WORK INSTRUCTIONS =>
From the line containing "Extract the structured" to the end of the records, print every line exactly, both ends included, and leave out the pictures.

Excerpts from an interface dataset =>
####################

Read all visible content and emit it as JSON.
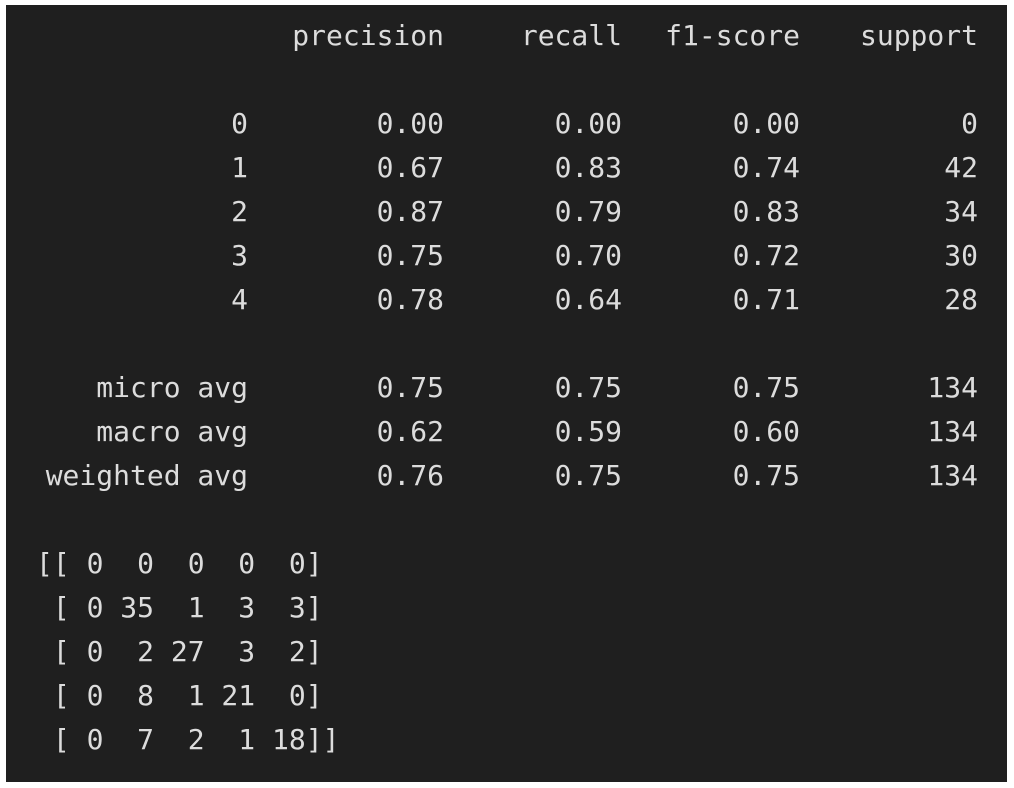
{
  "report": {
    "headers": [
      "precision",
      "recall",
      "f1-score",
      "support"
    ],
    "class_rows": [
      {
        "label": "0",
        "precision": "0.00",
        "recall": "0.00",
        "f1": "0.00",
        "support": "0"
      },
      {
        "label": "1",
        "precision": "0.67",
        "recall": "0.83",
        "f1": "0.74",
        "support": "42"
      },
      {
        "label": "2",
        "precision": "0.87",
        "recall": "0.79",
        "f1": "0.83",
        "support": "34"
      },
      {
        "label": "3",
        "precision": "0.75",
        "recall": "0.70",
        "f1": "0.72",
        "support": "30"
      },
      {
        "label": "4",
        "precision": "0.78",
        "recall": "0.64",
        "f1": "0.71",
        "support": "28"
      }
    ],
    "avg_rows": [
      {
        "label": "micro avg",
        "precision": "0.75",
        "recall": "0.75",
        "f1": "0.75",
        "support": "134"
      },
      {
        "label": "macro avg",
        "precision": "0.62",
        "recall": "0.59",
        "f1": "0.60",
        "support": "134"
      },
      {
        "label": "weighted avg",
        "precision": "0.76",
        "recall": "0.75",
        "f1": "0.75",
        "support": "134"
      }
    ]
  },
  "confusion_matrix": [
    "[[ 0  0  0  0  0]",
    " [ 0 35  1  3  3]",
    " [ 0  2 27  3  2]",
    " [ 0  8  1 21  0]",
    " [ 0  7  2  1 18]]"
  ],
  "theme": {
    "background": "#1f1f1f",
    "text": "#dcdcdc"
  }
}
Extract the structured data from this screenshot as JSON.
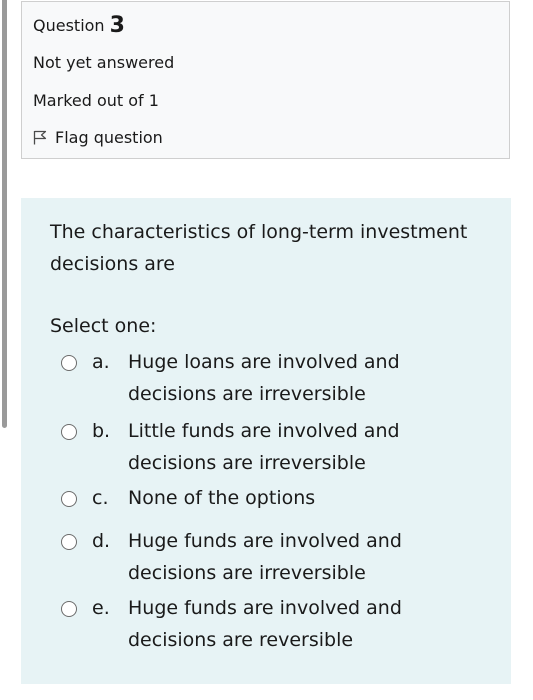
{
  "info": {
    "question_label": "Question",
    "question_number": "3",
    "state": "Not yet answered",
    "grade": "Marked out of 1",
    "flag_label": "Flag question"
  },
  "question": {
    "text": "The characteristics of long-term investment decisions are",
    "prompt": "Select one:",
    "options": [
      {
        "letter": "a.",
        "text": "Huge loans are involved and decisions are irreversible",
        "selected": false
      },
      {
        "letter": "b.",
        "text": "Little funds are involved and decisions are irreversible",
        "selected": false
      },
      {
        "letter": "c.",
        "text": "None of the options",
        "selected": false
      },
      {
        "letter": "d.",
        "text": "Huge funds are involved and decisions are irreversible",
        "selected": false
      },
      {
        "letter": "e.",
        "text": "Huge funds are involved and decisions are reversible",
        "selected": false
      }
    ]
  },
  "colors": {
    "info_background": "#f8f9fa",
    "content_background": "#e7f3f5",
    "border": "#cfcfcf",
    "scroll_indicator": "#9a9a9a"
  },
  "icons": {
    "flag": "flag-icon",
    "radio": "radio-unchecked-icon"
  }
}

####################

WRITTEN SOLUTION =>
Extract the structured data from this screenshot as JSON.
{
  "info": {
    "question_label": "Question",
    "question_number": "3",
    "state": "Not yet answered",
    "grade": "Marked out of 1",
    "flag_label": "Flag question"
  },
  "question": {
    "text": "The characteristics of long-term investment decisions are",
    "prompt": "Select one:",
    "options": [
      {
        "letter": "a.",
        "text": "Huge loans are involved and decisions are irreversible",
        "selected": false
      },
      {
        "letter": "b.",
        "text": "Little funds are involved and decisions are irreversible",
        "selected": false
      },
      {
        "letter": "c.",
        "text": "None of the options",
        "selected": false
      },
      {
        "letter": "d.",
        "text": "Huge funds are involved and decisions are irreversible",
        "selected": false
      },
      {
        "letter": "e.",
        "text": "Huge funds are involved and decisions are reversible",
        "selected": false
      }
    ]
  },
  "colors": {
    "info_background": "#f8f9fa",
    "content_background": "#e7f3f5",
    "border": "#cfcfcf",
    "scroll_indicator": "#9a9a9a"
  },
  "icons": {
    "flag": "flag-icon",
    "radio": "radio-unchecked-icon"
  }
}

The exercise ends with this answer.